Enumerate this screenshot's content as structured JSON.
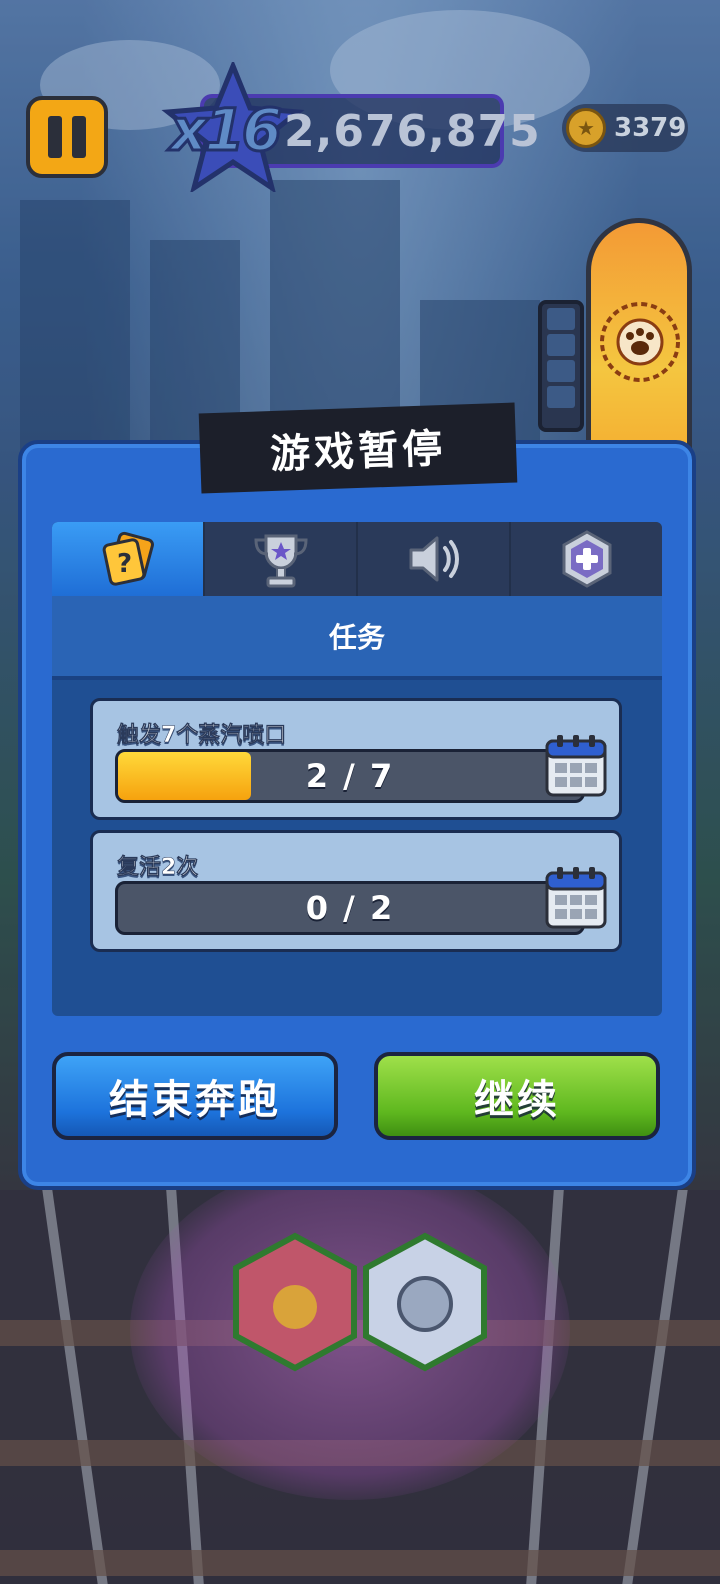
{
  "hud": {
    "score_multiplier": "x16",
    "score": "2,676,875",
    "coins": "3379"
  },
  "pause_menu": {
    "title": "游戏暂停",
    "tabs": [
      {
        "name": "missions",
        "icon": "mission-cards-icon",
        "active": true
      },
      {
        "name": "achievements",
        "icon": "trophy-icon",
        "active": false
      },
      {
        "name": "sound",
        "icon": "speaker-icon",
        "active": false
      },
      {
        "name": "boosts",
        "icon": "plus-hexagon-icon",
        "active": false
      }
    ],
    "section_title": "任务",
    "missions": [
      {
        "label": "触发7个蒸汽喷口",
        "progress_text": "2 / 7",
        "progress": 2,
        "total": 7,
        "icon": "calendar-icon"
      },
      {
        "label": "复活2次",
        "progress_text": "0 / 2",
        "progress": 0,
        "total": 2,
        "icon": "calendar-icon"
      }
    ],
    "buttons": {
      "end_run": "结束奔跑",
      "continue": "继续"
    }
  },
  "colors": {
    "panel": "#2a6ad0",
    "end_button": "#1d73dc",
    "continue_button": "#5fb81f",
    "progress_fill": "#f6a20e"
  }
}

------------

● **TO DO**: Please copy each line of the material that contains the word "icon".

● **SOLUTION FOR THIS PROBLEM**:
        "icon": "mission-cards-icon",
        "icon": "trophy-icon",
        "icon": "speaker-icon",
        "icon": "plus-hexagon-icon",
        "icon": "calendar-icon"
        "icon": "calendar-icon"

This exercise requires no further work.